▼▼▼

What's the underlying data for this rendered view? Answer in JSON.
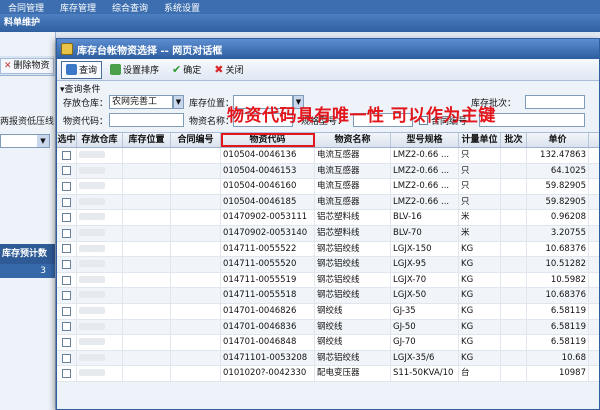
{
  "bg": {
    "menu": [
      "合同管理",
      "库存管理",
      "综合查询",
      "系统设置"
    ],
    "title": "料单维护",
    "delete_btn": "删除物资",
    "warn_text": "两报资低压线",
    "grid_header": "库存预计数",
    "grid_value": "3"
  },
  "dialog": {
    "title": "库存台帐物资选择 -- 网页对话框",
    "toolbar": {
      "query": "查询",
      "sort": "设置排序",
      "ok": "确定",
      "close": "关闭"
    },
    "conditions": {
      "legend": "查询条件",
      "warehouse_label": "存放仓库：",
      "warehouse_value": "农网完善工",
      "location_label": "库存位置：",
      "code_label": "物资代码：",
      "name_label": "物资名称：",
      "type_label": "规格型号：",
      "batch_label": "库存批次：",
      "contract_label": "合同编号"
    },
    "annotation": "物资代码具有唯一性  可以作为主键",
    "columns": [
      "选中",
      "存放仓库",
      "库存位置",
      "合同编号",
      "物资代码",
      "物资名称",
      "型号规格",
      "计量单位",
      "批次",
      "单价"
    ],
    "rows": [
      {
        "code": "010504-0046136",
        "name": "电流互感器",
        "spec": "LMZ2-0.66 ...",
        "unit": "只",
        "price": "132.47863"
      },
      {
        "code": "010504-0046153",
        "name": "电流互感器",
        "spec": "LMZ2-0.66 ...",
        "unit": "只",
        "price": "64.1025"
      },
      {
        "code": "010504-0046160",
        "name": "电流互感器",
        "spec": "LMZ2-0.66 ...",
        "unit": "只",
        "price": "59.82905"
      },
      {
        "code": "010504-0046185",
        "name": "电流互感器",
        "spec": "LMZ2-0.66 ...",
        "unit": "只",
        "price": "59.82905"
      },
      {
        "code": "01470902-0053111",
        "name": "铝芯塑料线",
        "spec": "BLV-16",
        "unit": "米",
        "price": "0.96208"
      },
      {
        "code": "01470902-0053140",
        "name": "铝芯塑料线",
        "spec": "BLV-70",
        "unit": "米",
        "price": "3.20755"
      },
      {
        "code": "014711-0055522",
        "name": "钢芯铝绞线",
        "spec": "LGJX-150",
        "unit": "KG",
        "price": "10.68376"
      },
      {
        "code": "014711-0055520",
        "name": "钢芯铝绞线",
        "spec": "LGJX-95",
        "unit": "KG",
        "price": "10.51282"
      },
      {
        "code": "014711-0055519",
        "name": "钢芯铝绞线",
        "spec": "LGJX-70",
        "unit": "KG",
        "price": "10.5982"
      },
      {
        "code": "014711-0055518",
        "name": "钢芯铝绞线",
        "spec": "LGJX-50",
        "unit": "KG",
        "price": "10.68376"
      },
      {
        "code": "014701-0046826",
        "name": "钢绞线",
        "spec": "GJ-35",
        "unit": "KG",
        "price": "6.58119"
      },
      {
        "code": "014701-0046836",
        "name": "钢绞线",
        "spec": "GJ-50",
        "unit": "KG",
        "price": "6.58119"
      },
      {
        "code": "014701-0046848",
        "name": "钢绞线",
        "spec": "GJ-70",
        "unit": "KG",
        "price": "6.58119"
      },
      {
        "code": "01471101-0053208",
        "name": "钢芯铝绞线",
        "spec": "LGJX-35/6",
        "unit": "KG",
        "price": "10.68"
      },
      {
        "code": "0101020?-0042330",
        "name": "配电变压器",
        "spec": "S11-50KVA/10",
        "unit": "台",
        "price": "10987"
      }
    ]
  }
}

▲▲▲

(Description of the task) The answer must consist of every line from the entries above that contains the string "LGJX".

(Task answer)
        "spec": "LGJX-150",
        "spec": "LGJX-95",
        "spec": "LGJX-70",
        "spec": "LGJX-50",
        "spec": "LGJX-35/6",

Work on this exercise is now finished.